#### Assigned task
Please reproduce the records, omitting nothing and changing nothing.

Records for processing Start Marker

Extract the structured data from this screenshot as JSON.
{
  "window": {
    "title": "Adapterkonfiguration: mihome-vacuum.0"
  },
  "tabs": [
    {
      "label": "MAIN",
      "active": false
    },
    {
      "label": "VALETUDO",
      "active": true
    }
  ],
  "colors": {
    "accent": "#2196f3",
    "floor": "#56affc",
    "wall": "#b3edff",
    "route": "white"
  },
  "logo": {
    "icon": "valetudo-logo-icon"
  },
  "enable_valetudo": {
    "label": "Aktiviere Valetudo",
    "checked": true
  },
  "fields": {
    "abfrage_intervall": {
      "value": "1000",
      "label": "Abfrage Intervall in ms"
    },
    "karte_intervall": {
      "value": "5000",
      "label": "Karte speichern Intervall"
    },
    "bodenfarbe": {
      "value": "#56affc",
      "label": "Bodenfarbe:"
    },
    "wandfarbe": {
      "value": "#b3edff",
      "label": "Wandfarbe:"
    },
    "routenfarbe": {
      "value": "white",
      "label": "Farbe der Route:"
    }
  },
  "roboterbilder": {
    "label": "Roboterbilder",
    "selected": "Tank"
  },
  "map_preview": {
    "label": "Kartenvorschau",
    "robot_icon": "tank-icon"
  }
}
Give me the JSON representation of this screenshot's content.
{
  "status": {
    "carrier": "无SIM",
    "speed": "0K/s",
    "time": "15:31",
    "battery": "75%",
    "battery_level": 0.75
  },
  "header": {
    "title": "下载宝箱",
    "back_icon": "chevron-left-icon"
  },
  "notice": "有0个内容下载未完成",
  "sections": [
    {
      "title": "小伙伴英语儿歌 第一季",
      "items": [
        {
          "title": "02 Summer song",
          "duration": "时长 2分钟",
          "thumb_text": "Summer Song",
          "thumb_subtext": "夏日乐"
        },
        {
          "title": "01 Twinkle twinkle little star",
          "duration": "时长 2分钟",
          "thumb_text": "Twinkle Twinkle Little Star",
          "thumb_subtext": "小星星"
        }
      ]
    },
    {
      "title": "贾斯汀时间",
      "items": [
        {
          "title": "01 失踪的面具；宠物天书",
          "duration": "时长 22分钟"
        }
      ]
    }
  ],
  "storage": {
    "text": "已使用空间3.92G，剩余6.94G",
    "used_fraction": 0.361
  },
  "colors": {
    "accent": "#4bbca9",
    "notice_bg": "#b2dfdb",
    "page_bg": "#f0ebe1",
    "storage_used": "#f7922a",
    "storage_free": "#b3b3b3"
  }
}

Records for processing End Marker

#### Result below
Extract the structured data from this screenshot as JSON.
{
  "window": {
    "title": "Adapterkonfiguration: mihome-vacuum.0"
  },
  "tabs": [
    {
      "label": "MAIN",
      "active": false
    },
    {
      "label": "VALETUDO",
      "active": true
    }
  ],
  "colors": {
    "accent": "#2196f3",
    "floor": "#56affc",
    "wall": "#b3edff",
    "route": "white"
  },
  "logo": {
    "icon": "valetudo-logo-icon"
  },
  "enable_valetudo": {
    "label": "Aktiviere Valetudo",
    "checked": true
  },
  "fields": {
    "abfrage_intervall": {
      "value": "1000",
      "label": "Abfrage Intervall in ms"
    },
    "karte_intervall": {
      "value": "5000",
      "label": "Karte speichern Intervall"
    },
    "bodenfarbe": {
      "value": "#56affc",
      "label": "Bodenfarbe:"
    },
    "wandfarbe": {
      "value": "#b3edff",
      "label": "Wandfarbe:"
    },
    "routenfarbe": {
      "value": "white",
      "label": "Farbe der Route:"
    }
  },
  "roboterbilder": {
    "label": "Roboterbilder",
    "selected": "Tank"
  },
  "map_preview": {
    "label": "Kartenvorschau",
    "robot_icon": "tank-icon"
  }
}
Give me the JSON representation of this screenshot's content.
{
  "status": {
    "carrier": "无SIM",
    "speed": "0K/s",
    "time": "15:31",
    "battery": "75%",
    "battery_level": 0.75
  },
  "header": {
    "title": "下载宝箱",
    "back_icon": "chevron-left-icon"
  },
  "notice": "有0个内容下载未完成",
  "sections": [
    {
      "title": "小伙伴英语儿歌 第一季",
      "items": [
        {
          "title": "02 Summer song",
          "duration": "时长 2分钟",
          "thumb_text": "Summer Song",
          "thumb_subtext": "夏日乐"
        },
        {
          "title": "01 Twinkle twinkle little star",
          "duration": "时长 2分钟",
          "thumb_text": "Twinkle Twinkle Little Star",
          "thumb_subtext": "小星星"
        }
      ]
    },
    {
      "title": "贾斯汀时间",
      "items": [
        {
          "title": "01 失踪的面具；宠物天书",
          "duration": "时长 22分钟"
        }
      ]
    }
  ],
  "storage": {
    "text": "已使用空间3.92G，剩余6.94G",
    "used_fraction": 0.361
  },
  "colors": {
    "accent": "#4bbca9",
    "notice_bg": "#b2dfdb",
    "page_bg": "#f0ebe1",
    "storage_used": "#f7922a",
    "storage_free": "#b3b3b3"
  }
}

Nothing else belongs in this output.